──────── EXCERPTED RECORDS ────────

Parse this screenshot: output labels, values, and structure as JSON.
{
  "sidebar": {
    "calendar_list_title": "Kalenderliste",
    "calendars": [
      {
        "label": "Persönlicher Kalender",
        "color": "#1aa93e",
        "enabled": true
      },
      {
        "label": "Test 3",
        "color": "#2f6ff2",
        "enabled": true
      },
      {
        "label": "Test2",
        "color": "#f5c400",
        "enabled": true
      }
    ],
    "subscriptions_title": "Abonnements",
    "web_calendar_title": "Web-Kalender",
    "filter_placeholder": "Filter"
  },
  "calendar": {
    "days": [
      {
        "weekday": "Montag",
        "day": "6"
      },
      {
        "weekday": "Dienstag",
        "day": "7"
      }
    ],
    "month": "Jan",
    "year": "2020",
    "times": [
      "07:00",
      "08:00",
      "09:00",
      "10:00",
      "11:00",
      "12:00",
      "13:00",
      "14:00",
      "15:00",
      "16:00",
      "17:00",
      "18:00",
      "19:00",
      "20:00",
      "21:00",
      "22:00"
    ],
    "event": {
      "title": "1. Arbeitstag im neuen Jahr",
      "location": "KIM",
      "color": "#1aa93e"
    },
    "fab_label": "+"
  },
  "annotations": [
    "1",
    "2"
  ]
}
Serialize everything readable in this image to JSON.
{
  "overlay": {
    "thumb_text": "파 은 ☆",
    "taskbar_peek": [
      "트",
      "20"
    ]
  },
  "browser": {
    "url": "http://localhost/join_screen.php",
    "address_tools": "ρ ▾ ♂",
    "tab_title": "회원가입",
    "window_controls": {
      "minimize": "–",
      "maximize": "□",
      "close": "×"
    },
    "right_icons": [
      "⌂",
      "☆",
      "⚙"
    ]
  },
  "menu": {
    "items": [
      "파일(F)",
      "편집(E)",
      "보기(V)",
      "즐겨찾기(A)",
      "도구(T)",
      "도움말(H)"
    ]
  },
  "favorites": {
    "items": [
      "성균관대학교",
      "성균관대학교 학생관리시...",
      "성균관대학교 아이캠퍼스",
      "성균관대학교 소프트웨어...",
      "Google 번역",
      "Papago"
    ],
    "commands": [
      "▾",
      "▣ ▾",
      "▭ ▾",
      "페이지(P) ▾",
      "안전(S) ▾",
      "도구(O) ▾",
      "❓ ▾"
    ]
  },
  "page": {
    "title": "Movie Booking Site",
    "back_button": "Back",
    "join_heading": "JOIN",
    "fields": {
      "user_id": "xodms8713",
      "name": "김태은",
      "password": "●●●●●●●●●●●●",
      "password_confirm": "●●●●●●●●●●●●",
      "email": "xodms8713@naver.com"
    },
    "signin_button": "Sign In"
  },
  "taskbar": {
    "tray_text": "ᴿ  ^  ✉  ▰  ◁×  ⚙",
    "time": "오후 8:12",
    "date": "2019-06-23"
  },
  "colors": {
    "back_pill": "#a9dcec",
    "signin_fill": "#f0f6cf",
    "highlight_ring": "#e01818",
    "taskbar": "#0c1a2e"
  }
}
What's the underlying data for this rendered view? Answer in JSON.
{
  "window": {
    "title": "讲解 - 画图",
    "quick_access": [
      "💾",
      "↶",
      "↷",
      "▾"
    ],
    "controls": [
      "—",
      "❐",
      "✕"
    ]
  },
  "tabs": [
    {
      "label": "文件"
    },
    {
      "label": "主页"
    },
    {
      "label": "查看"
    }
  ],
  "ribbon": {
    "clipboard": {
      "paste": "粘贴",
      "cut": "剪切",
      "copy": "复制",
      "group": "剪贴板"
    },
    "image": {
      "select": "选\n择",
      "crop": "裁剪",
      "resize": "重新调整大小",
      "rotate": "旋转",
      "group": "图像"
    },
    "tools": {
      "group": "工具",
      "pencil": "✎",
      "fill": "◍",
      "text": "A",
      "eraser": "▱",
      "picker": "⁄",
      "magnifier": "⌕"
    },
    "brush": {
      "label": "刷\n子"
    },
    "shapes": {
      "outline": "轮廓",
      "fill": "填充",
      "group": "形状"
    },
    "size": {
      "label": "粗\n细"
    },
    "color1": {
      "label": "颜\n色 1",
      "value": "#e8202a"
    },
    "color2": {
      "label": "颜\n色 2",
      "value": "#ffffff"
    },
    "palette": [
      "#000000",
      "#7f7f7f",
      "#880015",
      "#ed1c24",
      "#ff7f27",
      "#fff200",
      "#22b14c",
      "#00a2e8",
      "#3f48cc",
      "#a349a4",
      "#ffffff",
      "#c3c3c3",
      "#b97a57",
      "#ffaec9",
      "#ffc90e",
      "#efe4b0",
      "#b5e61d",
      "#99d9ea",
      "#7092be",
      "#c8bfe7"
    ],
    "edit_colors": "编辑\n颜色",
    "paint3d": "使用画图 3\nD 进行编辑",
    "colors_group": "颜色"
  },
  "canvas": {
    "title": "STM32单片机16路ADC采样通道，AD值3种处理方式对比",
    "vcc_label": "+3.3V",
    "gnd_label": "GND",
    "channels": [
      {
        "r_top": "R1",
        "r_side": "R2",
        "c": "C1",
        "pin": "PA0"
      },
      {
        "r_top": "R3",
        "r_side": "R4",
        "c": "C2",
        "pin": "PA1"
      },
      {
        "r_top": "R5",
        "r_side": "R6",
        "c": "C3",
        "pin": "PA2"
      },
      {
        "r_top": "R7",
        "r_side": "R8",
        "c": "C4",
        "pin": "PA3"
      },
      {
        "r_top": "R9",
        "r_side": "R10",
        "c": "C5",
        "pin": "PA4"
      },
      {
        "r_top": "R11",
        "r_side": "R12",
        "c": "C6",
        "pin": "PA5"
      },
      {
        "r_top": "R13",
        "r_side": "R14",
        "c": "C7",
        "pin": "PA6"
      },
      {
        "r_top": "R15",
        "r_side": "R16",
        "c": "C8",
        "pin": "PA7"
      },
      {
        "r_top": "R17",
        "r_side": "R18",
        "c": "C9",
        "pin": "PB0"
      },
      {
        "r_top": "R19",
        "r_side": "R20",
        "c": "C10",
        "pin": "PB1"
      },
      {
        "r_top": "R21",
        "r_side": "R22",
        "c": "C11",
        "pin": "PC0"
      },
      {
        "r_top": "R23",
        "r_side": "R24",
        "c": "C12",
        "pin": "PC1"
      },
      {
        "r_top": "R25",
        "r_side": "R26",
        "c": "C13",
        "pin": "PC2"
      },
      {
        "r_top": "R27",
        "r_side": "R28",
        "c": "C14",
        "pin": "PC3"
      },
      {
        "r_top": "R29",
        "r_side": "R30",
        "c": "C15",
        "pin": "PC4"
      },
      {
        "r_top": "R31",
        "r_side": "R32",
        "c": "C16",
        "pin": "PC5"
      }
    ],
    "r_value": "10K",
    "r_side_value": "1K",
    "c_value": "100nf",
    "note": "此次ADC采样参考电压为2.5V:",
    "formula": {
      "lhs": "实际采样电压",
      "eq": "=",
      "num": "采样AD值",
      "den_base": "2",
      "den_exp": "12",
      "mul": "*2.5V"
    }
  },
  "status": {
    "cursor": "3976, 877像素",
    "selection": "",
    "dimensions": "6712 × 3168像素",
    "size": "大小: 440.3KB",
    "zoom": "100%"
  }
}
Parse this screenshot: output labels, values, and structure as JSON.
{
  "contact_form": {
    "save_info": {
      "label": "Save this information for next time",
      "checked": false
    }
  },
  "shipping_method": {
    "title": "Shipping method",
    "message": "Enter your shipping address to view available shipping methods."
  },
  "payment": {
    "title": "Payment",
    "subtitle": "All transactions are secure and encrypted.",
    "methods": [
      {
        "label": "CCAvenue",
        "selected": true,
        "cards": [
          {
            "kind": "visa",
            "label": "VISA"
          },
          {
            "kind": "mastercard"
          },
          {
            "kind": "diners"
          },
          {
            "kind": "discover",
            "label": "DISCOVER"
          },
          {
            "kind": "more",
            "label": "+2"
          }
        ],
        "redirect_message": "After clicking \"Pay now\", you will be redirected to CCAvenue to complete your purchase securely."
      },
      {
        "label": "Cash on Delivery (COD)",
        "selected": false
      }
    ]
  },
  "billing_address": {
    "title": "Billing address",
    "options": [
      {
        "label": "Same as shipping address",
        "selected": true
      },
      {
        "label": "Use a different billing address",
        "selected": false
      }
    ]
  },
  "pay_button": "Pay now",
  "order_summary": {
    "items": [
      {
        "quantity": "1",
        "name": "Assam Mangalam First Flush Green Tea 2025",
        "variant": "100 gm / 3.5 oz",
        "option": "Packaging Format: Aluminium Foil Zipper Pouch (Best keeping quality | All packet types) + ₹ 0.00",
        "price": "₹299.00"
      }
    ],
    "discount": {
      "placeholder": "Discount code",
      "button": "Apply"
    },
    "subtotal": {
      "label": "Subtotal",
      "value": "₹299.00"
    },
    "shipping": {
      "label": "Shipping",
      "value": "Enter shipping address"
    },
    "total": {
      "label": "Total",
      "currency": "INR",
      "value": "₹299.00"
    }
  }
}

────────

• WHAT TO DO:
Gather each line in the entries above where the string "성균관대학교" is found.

• TASK RESPONSE:
      "성균관대학교",
      "성균관대학교 학생관리시...",
      "성균관대학교 아이캠퍼스",
      "성균관대학교 소프트웨어...",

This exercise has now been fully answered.